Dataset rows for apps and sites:
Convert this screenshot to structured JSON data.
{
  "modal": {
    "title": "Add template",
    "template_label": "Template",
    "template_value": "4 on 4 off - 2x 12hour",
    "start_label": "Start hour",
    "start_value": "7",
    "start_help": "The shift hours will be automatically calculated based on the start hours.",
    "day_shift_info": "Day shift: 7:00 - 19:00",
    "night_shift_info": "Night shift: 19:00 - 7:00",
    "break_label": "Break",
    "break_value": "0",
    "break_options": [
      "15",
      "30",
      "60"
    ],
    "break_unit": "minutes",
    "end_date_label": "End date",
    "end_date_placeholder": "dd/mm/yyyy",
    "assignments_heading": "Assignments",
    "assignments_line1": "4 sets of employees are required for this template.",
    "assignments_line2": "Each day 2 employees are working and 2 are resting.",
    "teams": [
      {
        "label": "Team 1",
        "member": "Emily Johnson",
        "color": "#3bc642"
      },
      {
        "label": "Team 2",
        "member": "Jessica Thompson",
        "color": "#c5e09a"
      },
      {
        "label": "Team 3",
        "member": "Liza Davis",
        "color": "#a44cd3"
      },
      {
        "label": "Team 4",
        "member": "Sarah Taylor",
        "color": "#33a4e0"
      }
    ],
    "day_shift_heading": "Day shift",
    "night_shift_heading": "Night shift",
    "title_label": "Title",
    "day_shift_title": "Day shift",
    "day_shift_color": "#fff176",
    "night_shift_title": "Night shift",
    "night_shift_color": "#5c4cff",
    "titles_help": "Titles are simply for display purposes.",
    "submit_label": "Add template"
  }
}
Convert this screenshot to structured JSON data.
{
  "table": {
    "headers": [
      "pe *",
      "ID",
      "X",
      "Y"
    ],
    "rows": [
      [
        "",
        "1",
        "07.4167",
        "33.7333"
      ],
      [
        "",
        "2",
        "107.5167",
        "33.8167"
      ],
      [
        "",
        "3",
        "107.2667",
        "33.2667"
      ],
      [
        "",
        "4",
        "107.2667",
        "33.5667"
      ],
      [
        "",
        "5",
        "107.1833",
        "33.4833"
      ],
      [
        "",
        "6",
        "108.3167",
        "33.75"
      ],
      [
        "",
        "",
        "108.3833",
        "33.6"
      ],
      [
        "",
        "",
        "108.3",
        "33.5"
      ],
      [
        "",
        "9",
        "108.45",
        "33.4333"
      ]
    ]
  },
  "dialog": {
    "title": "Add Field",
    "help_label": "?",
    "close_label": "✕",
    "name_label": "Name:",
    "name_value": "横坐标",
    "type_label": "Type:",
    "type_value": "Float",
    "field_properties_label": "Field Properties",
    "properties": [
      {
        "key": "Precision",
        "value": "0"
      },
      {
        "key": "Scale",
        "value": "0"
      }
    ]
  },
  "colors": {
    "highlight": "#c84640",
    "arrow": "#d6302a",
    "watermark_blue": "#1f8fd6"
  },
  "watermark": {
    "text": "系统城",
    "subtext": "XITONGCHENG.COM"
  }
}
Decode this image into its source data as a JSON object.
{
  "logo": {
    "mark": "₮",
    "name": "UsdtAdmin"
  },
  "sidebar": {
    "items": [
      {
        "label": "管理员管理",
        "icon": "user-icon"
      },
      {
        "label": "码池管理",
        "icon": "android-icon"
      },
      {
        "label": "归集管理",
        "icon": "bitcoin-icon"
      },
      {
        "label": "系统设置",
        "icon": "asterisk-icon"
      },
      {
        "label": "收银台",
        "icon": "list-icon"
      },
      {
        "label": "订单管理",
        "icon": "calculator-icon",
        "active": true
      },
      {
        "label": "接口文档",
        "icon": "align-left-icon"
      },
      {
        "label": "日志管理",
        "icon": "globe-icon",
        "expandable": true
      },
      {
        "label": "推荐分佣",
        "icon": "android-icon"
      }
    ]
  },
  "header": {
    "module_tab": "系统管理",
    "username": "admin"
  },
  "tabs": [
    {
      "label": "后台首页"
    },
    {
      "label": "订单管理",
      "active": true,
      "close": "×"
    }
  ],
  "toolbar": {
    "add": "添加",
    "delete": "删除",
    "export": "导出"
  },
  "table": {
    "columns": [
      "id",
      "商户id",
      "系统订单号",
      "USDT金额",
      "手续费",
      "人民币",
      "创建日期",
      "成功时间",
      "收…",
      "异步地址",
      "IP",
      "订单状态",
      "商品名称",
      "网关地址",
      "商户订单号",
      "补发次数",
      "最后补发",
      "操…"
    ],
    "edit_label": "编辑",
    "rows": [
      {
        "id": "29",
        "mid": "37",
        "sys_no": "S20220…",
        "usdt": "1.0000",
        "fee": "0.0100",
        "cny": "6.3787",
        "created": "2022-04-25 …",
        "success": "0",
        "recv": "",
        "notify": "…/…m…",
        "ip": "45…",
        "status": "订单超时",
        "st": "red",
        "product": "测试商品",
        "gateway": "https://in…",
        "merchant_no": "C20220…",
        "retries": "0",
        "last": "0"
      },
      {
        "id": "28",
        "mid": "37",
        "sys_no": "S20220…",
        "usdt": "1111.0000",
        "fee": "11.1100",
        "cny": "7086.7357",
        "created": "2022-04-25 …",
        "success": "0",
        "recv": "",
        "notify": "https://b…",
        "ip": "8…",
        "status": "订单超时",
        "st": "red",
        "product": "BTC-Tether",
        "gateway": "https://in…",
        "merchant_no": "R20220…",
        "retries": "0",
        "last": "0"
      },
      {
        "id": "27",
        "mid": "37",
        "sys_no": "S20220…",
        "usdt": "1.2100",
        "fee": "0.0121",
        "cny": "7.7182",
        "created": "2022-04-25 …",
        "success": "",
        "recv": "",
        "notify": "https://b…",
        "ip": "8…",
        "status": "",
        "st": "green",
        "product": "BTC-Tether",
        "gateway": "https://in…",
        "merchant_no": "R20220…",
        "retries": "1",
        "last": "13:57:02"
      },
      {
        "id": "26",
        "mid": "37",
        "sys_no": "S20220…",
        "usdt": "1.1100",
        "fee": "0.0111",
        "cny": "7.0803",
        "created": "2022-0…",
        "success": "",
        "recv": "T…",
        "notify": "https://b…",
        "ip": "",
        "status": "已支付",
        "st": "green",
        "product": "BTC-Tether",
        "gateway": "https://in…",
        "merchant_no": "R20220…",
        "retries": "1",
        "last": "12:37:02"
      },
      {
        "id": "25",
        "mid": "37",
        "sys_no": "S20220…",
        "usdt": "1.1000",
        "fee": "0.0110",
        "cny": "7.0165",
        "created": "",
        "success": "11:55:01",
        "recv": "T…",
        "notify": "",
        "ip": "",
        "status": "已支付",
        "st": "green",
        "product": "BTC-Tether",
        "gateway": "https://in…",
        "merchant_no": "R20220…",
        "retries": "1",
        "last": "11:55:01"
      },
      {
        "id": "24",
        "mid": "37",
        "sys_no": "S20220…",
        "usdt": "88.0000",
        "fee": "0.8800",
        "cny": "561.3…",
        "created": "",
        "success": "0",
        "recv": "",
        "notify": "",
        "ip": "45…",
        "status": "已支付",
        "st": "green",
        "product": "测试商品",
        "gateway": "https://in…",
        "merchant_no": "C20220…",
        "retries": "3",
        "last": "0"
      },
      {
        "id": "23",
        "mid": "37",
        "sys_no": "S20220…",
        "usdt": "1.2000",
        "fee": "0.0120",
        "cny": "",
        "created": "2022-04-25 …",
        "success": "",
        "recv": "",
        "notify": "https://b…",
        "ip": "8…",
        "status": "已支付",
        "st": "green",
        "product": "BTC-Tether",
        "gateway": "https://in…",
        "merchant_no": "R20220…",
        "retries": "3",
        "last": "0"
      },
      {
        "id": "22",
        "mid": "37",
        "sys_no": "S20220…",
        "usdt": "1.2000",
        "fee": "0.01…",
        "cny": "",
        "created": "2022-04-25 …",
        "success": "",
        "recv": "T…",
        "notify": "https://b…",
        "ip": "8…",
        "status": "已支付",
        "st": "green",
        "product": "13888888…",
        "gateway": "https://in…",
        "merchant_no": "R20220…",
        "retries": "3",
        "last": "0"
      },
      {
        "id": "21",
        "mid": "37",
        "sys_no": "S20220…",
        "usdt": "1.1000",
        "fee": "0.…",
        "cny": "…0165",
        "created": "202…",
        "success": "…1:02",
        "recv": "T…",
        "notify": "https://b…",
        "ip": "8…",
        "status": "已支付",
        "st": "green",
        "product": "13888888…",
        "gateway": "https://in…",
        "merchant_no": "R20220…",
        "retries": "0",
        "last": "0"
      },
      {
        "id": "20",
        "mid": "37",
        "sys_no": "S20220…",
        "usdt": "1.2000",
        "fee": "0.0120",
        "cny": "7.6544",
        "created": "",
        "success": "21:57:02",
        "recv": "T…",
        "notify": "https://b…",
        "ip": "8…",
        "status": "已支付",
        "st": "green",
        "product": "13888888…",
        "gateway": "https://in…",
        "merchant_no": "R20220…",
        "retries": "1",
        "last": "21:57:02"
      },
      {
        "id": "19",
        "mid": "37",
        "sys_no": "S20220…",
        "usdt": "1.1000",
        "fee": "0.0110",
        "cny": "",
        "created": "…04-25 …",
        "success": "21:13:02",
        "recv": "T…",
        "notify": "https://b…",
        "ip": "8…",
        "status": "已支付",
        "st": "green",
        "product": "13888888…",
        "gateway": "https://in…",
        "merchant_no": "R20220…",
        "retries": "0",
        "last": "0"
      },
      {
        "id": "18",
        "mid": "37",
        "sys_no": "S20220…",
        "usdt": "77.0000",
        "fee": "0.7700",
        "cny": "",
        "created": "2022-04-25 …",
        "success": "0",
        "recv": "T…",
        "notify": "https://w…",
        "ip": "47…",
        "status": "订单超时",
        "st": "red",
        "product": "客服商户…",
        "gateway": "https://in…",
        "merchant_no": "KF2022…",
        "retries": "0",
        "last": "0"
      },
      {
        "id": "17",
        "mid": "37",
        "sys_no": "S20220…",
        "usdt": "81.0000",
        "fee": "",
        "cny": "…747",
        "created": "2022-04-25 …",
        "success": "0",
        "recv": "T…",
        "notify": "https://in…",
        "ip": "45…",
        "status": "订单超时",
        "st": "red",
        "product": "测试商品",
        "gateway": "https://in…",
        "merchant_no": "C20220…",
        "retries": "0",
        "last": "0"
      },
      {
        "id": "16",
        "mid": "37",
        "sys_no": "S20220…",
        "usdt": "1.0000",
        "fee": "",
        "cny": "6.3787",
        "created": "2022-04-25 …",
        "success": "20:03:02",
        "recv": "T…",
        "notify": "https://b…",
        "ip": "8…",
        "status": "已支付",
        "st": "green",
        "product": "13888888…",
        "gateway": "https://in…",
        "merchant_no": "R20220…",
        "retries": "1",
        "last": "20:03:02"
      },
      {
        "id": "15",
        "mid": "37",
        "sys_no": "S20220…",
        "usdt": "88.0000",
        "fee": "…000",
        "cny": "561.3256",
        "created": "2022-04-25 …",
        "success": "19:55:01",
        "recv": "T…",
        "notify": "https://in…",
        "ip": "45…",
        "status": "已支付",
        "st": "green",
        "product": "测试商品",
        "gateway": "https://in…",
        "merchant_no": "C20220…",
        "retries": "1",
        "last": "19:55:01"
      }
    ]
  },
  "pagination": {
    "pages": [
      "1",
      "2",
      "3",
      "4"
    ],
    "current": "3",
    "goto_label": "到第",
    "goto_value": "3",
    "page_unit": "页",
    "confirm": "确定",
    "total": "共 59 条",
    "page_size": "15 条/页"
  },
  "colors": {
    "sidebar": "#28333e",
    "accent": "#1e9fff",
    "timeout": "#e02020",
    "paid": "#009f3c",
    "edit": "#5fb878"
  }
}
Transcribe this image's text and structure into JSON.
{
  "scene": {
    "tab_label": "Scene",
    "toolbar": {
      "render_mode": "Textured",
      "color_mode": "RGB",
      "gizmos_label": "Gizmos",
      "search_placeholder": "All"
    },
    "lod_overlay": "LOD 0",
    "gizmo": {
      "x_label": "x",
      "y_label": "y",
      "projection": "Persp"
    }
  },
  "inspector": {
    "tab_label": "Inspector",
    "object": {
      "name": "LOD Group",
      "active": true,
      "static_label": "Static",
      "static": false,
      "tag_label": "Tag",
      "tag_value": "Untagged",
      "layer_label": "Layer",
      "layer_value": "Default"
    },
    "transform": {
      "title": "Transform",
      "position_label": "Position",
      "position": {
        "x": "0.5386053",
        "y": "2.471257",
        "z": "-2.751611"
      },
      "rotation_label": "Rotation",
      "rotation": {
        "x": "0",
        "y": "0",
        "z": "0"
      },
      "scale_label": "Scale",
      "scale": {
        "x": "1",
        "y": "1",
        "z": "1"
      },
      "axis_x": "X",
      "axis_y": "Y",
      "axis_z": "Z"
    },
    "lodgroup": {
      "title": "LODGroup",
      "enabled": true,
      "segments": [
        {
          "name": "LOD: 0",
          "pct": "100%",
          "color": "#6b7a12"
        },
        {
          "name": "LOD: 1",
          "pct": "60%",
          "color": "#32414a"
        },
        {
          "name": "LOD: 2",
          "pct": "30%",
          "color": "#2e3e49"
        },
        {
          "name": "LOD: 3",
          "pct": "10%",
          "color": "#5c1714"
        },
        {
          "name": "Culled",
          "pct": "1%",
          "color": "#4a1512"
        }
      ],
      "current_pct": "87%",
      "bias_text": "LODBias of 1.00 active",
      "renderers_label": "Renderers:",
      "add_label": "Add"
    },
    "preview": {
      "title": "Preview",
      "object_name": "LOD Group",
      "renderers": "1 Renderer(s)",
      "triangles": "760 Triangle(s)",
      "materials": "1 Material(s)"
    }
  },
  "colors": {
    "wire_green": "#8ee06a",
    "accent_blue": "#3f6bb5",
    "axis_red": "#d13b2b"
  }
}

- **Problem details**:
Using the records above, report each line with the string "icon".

- **Task result**:
        "icon": "user-icon"
        "icon": "android-icon"
        "icon": "bitcoin-icon"
        "icon": "asterisk-icon"
        "icon": "list-icon"
        "icon": "calculator-icon",
        "icon": "align-left-icon"
        "icon": "globe-icon",
        "icon": "android-icon"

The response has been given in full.